If it's able to form E or Z isomers after visualizing it as a big double bond, that means that it's chiral. Remember that when I taught you guys about trigonal centers, I told you that they're actually achiral if they pass the test. But allenes are different. Just think about allenes as their own thing. Allenes are going to be chiral if they can form E or Z through this weird long double bond.
So I'll do the first one with you guys and then I'll let you guys do (b) and (c) on your own. So what I would do here is I would look at this compound and I would just ignore the C in the middle and just pretend that it's one big double bond. Then I would ask myself is this double bond able to form cis and trans or is it able to form E and Z? What do you guys think?
According to my rules for double bonds, this actually can not form E and Z or cis and trans because I have two of the same atom on one carbon, on one side so that means that no matter how much I switch these two groups, I'm never going to be able to get E and Z. So this one would be achiral.
So now what I want you guys to do is I want you guys to solve (b) and I want you guys to solve (c). 

Imagine that the allene is a big double bond. If it is able to form E or Z isomers, it is chiral

Substituted Biphenyls

Concept: Determining if substituted biphenyls are chiral or not. 

Video Transcript

So these guys are going to have a pretty weird rule too. Basically, for substituted biphenyls what we look at is the substituents in the ortho position. Now ortho is a word we're not really going to use until orgo two very much, but just as a heads up what it means is next to or adjacent to. So basically what we're looking at is the substituents that are next to that single bond or that sigma bond that it's rotating around.
What I want to do is I want to figure out if any of the rings have two of the same group. If they have two of the same group, then it's not chiral. If it has basically two of the same group then that's going to be achiral. But if it has two different groups, then it's fine then it would be chiral, similar to the way that we did it for allenes.
Let's go ahead and do (a) together and then we'll have you guys do (b) and (c) on your own. So for (a) do I have two of the same groups on any of the rings in the ortho position? And the answer is no. These groups are different and these two groups are different.
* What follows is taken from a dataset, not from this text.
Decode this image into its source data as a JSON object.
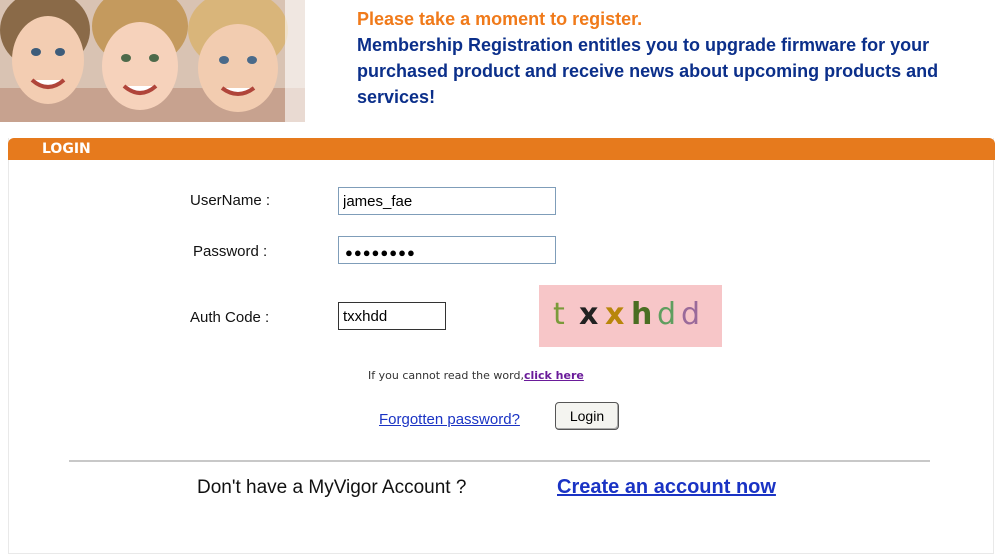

So that means this is going to be a chiral substituted biphenyl because of the fact that these groups – none of the rings have two of the same exact thing on one side.
So go ahead and try and figure out (b) and (c). 

Must meet two criteria to be chiral:

  1. All substituents are in the ortho- position
  2. None of the rings have two of the same group on them

*ortho- is a term we will use in Organic Chem 2. It means “adjacent to”, basically that the groups next to the primary carbon linking the two rings.  

Example: Is the the following substituted biphenyl chiral?


Example: Is the the following substituted biphenyl chiral?